The new Coors Ads: sleazy, not pure
Recently the, this observer complained to the Coors Brewing that its “Rock on,” and “Guys night out,” TV Ads are beneath the dignity of the Coors family. Someone in Consumer Communications emailed this reply:
“Our new advertising reflects the active lifestyle of 21-29 year olds. This is a social generation. We have attempted to capture this generation doing what they love to do, which includes having fun by spending time with friends, hitting the dance floor, grabbing pizza, and letting loose. And, this is a generation that stays up late. They grew up with slumber parties and all night school lock-ins where they stayed up and socialized with friends. Now that they have turned 21, they enjoy their freedom to stay up late and hang out with their friends.
This is also a generation that takes responsibility seriously. They know the difference between letting loose and irresponsible, drunken behavior. Young adults today are much more aware of the dangers of drinking and driving, and the importance of designated drivers or alternative transportation, as reflected in the significant decline in drunk driving crashes since the early 1980s.
Coors ads reflect both the freedom and responsibility of this generation. We do not portray or condone irresponsible drinking or drunk driving. We portray adults who are alert and aware.”
Translated, this means the good taste, which has hitherto been the hallmark of Coors advertising, has been abandoned in pursuit of relieving the 21-29 age demographic of its beer money. Golden, Colorado, the home of Coors, is just down the road from the Colorado University campus in Boulder. CU is consistently rated the number one party school in America. CU is deservedly infamous for irresponsible drunken behavior leading to destructive riots. The party scenes in Coors’ new Ads look like they were filmed at CU just before the police arrive.
The new advertising also ignores the older age demographic that saved Coors from extinction. In the 1970s, the brewing industry was consolidating. Local brewers, such as Coors, either had to go national or face extinction. So, the decision was made to go national by selling the beer-drinking public on Coors’ greatest asset: clear, clean, pure water from the Rocky Mountains.
At a time when the major brewers in St. Louis and Milwaukee were brewing beer amidst a growing national concern about pollution, Coors was positioned on the banks of Clear Creek. No matter that Coors did not actually draw its water from Clear Creek. Coors was doing something ever better. It was and still does get its water from deep, deep wells far below Golden where the water is as pure as can be.
When Coors launched its national advertising campaign, their Ads talked about beer brewed with pure, crystal-clean Rocky Mountain water. This struck a chord, not with 21-29 year-olds who think they are immortal, but with doctors, lawyers, bankers, real estate agents who had been around long enough to have a sense of mortality and who cared about the purity of what they drank.

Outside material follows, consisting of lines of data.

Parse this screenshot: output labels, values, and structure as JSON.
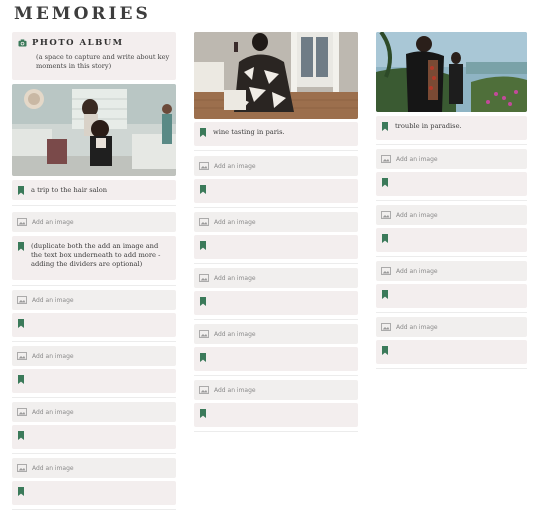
{
  "page": {
    "title": "MEMORIES"
  },
  "album": {
    "title": "PHOTO ALBUM",
    "description": "(a space to capture and write about key moments in this story)"
  },
  "add_image_label": "Add an image",
  "columns": {
    "col1": {
      "captions": [
        "a trip to the hair salon",
        "(duplicate both the add an image and the text box underneath to add more - adding the dividers are optional)",
        "",
        "",
        "",
        ""
      ]
    },
    "col2": {
      "captions": [
        "wine tasting in paris.",
        "",
        "",
        "",
        "",
        ""
      ]
    },
    "col3": {
      "captions": [
        "trouble in paradise.",
        "",
        "",
        "",
        ""
      ]
    }
  },
  "colors": {
    "card_bg": "#f3eeee",
    "add_image_bg": "#f1efee",
    "accent_green": "#3b7a5a",
    "title": "#3d3d3d"
  },
  "icons": {
    "album": "camera-icon",
    "caption": "bookmark-icon",
    "add_image": "image-icon"
  }
}
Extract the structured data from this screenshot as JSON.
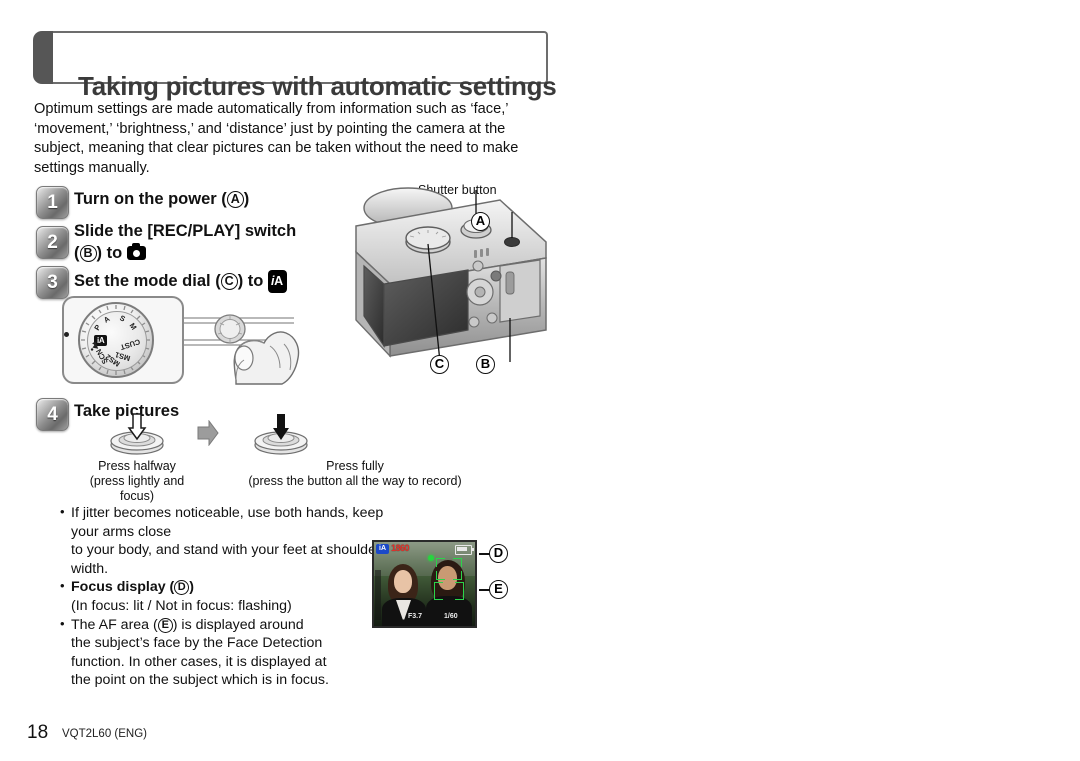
{
  "header": {
    "title": "Taking pictures with automatic settings"
  },
  "intro": {
    "paragraph": "Optimum settings are made automatically from information such as ‘face,’ ‘movement,’ ‘brightness,’ and ‘distance’ just by pointing the camera at the subject, meaning that clear pictures can be taken without the need to make settings manually."
  },
  "steps": [
    {
      "number": "1",
      "line1_pre": "Turn on the power (",
      "ref": "A",
      "line1_post": ")"
    },
    {
      "number": "2",
      "line1_pre": "Slide the [REC/PLAY] switch",
      "line2_pre": "(",
      "ref": "B",
      "line2_mid": ") to ",
      "icon": "camera-icon"
    },
    {
      "number": "3",
      "line1_pre": "Set the mode dial (",
      "ref": "C",
      "line1_post": ") to ",
      "icon": "ia-badge-icon"
    },
    {
      "number": "4",
      "line1_pre": "Take pictures"
    }
  ],
  "mode_dial": {
    "labels": [
      "P",
      "A",
      "S",
      "M",
      "CUST",
      "MS1",
      "MS2",
      "SCN"
    ],
    "selected": "iA"
  },
  "camera_figure": {
    "shutter_label": "Shutter button",
    "callouts": [
      "A",
      "B",
      "C"
    ]
  },
  "press": {
    "halfway_title": "Press halfway",
    "halfway_sub": "(press lightly and focus)",
    "fully_title": "Press fully",
    "fully_sub": "(press the button all the way to record)"
  },
  "bullets": {
    "jitter_line1": "If jitter becomes noticeable, use both hands, keep your arms close",
    "jitter_line2": "to your body, and stand with your feet at shoulder width.",
    "focus_display_pre": "Focus display (",
    "focus_display_ref": "D",
    "focus_display_post": ")",
    "focus_display_sub": "(In focus: lit / Not in focus: flashing)",
    "af_line1_pre": "The AF area (",
    "af_line1_ref": "E",
    "af_line1_post": ") is displayed around",
    "af_line2": "the subject’s face by the Face Detection",
    "af_line3": "function. In other cases, it is displayed at",
    "af_line4": "the point on the subject which is in focus."
  },
  "lcd": {
    "mode_icon": "iA",
    "counter": "1860",
    "aperture": "F3.7",
    "shutter": "1/60",
    "callout_d": "D",
    "callout_e": "E"
  },
  "footer": {
    "page_number": "18",
    "doc_code": "VQT2L60 (ENG)"
  },
  "colors": {
    "title_tab": "#565656",
    "title_text": "#3a3a3a",
    "af_green": "#2bd44a",
    "lcd_red": "#e2302a",
    "lcd_blue": "#1b49c8"
  }
}
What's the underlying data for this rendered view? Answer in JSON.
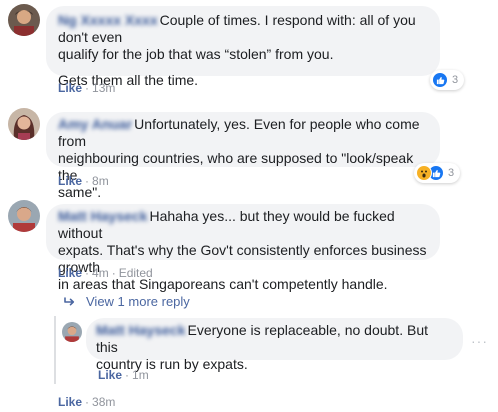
{
  "comments": [
    {
      "author": "Ng Xxxxx Xxxx",
      "text_lines": [
        "Couple of times. I respond with: all of you don't even",
        "qualify for the job that was “stolen” from you."
      ],
      "text_extra": "Gets them all the time.",
      "like_label": "Like",
      "time": "13m",
      "reaction_count": "3",
      "reactions": [
        "like-icon"
      ]
    },
    {
      "author": "Amy Anuar",
      "text_lines": [
        "Unfortunately, yes. Even for people who come from",
        "neighbouring countries, who are supposed to \"look/speak the",
        "same\"."
      ],
      "like_label": "Like",
      "time": "8m",
      "reaction_count": "3",
      "reactions": [
        "wow-icon",
        "like-icon"
      ]
    },
    {
      "author": "Matt Hayseck",
      "text_lines": [
        "Hahaha yes... but they would be fucked without",
        "expats. That's why the Gov't consistently enforces business growth",
        "in areas that Singaporeans can't competently handle."
      ],
      "like_label": "Like",
      "time": "4m",
      "edited": "Edited"
    }
  ],
  "view_more": "View 1 more reply",
  "reply": {
    "author": "Matt Hayseck",
    "text_lines": [
      "Everyone is replaceable, no doubt. But this",
      "country is run by expats."
    ],
    "like_label": "Like",
    "time": "1m",
    "more_dots": "···"
  },
  "bottom": {
    "like_label": "Like",
    "time": "38m"
  },
  "colors": {
    "link": "#4b67a1",
    "bubble": "#f2f3f5",
    "meta": "#90949c",
    "like_reaction": "#1877f2",
    "wow_reaction": "#f7b125"
  }
}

We lived in Nebraska just before Coors went national. Whenever we left to ski in Colorado, our beer-drinking friends would beg us to bring back a case of Coors. People joked that the State Highway Patrol wouldn’t let you back into Nebraska unless you could show a case of Coors.
The national campaign to sell Coors as a product based on pure, clean, clear Rocky Mountain water was a huge success and Coors eventually become one of the nation’s largest brewers. Anheuser-Busch, on the banks of the polluted Mississippi, responded by opening a huge brewery near Ft. Collins, Colorado. Immediately, Budweiser began to advertise its “crisp, clean taste.”
Unfortunately, Coors appears to have forgotten the age group that helped Coors transition from local to national. Pandering to an age group just up the road in Boulder that is known for its “drunk and irresponsible behavior” must have Adolph, the Coors founder, rolling in his grave.
©2002. William Hamilton.